Just when you thought NFL owners were going to pass a rule that actually made sense, they went ahead and shelved the proposal for a fourth and 15 offensive play in lieu of a traditional onside kick.

Ravens at Steelers Lloyd Fox/Baltimore Sun/Tribune News Service via Getty Images

During a virtual meeting on Thursday, NFL owners decided to shelve a proposal that would have paved the way for an alternative to the onside kick. The proposal, one which was first presented by the Eagles, would have allowed teams to attempt to convert a fourth and 15 play from their own 25-yard line following a score. Teams would have been permitted to try this play twice in regulation, whether they were ahead, behind or tied.

In a league which has seen its share of convoluted, messy, and downright confusing rules and rules changes over the years— including the catch rule and using instant replay to determine pass interference— I thought the onside kick alternative would have been a really good change. For one thing, it wasn’t going to eliminate the traditional onside kick; teams could have attempted as many as they saw fit, something that would have kept the surprise onside kick in play.

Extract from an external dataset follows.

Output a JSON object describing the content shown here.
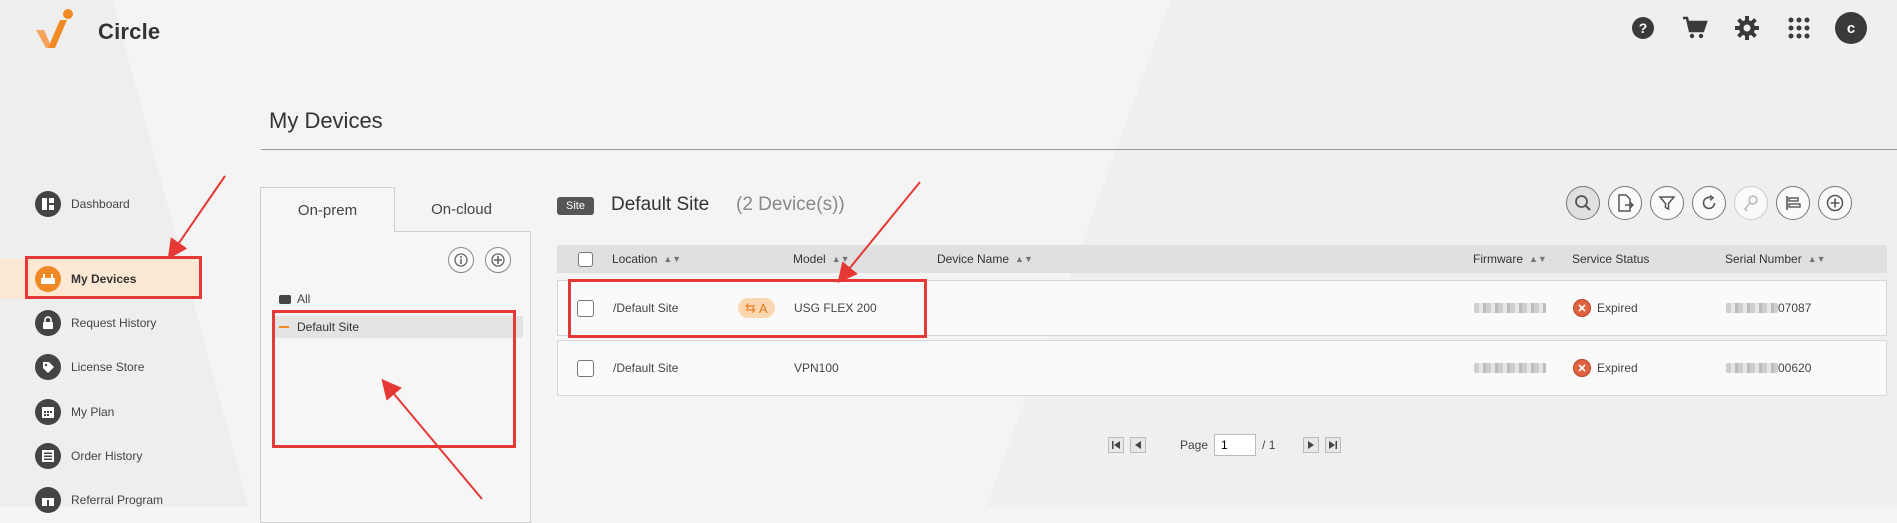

Secondly, this alternative may have added excitement to the ends of games, especially since the success rate of onside kick recoveries dropped dramatically (11 of 109) after the NFL prohibited players from getting a running start beginning with the 2018 season.

Thirdly, unlike an onside kick which relies heavily on a lucky bounce or two, the fourth and 15 play would have been just that, an actual play. Not a gimmicky play, either— you could make an argument that the traditional onside kick is about as gimmicky as a football play can get— and when you have an actual play, that calls for real strategy for both the offense and defense.

Also, while the onside kick change may have increased a team’s chances of maintaining possession following a score, it wouldn’t have done so dramatically. As per, NFL teams converted two of seven fourth and 15 plays in 2019 (28.6 percent) and seven of 29 between 2015-2019 (24.1 percent). This might be a huge jump from the 11 percent coverage teams were converting on onside kick attempts the previous two seasons, but not such a huge jump that it would have emboldened coaches to attempt it more frequently in situations in-which they weren’t totally desperate.

For starters, not only would a failed attempt lead to an opponent getting the football at no worse than just inside the 40-yard line, once a team declared it was going for it, it couldn’t then decide to kickoff after an offensive penalty. In other words, if the offense was called for holding during the play, it would have been forced to try and convert a fourth and 25 from its own 15.

There were so many possibilities for this new rule, too.

Not only would it have given teams that were down by two scores late in a game more than a puncher’s chance of winning, it may have prevented games from getting totally out of hand before halftime.

In my opinion, the only major drawback with the new proposal was that offenses could have kept possession of the ball on defensive pass interference and holding plays. Totally fair? Perhaps not, but, again, it may have added some excitement to a play that was becoming more and more impossible to convert.

Oh well, we’ll have to see how many traditional onside kicks get recovered in 2020. This may be an accurate barometer for how willing NFL owners might be to approve the proposed alternative next offseason.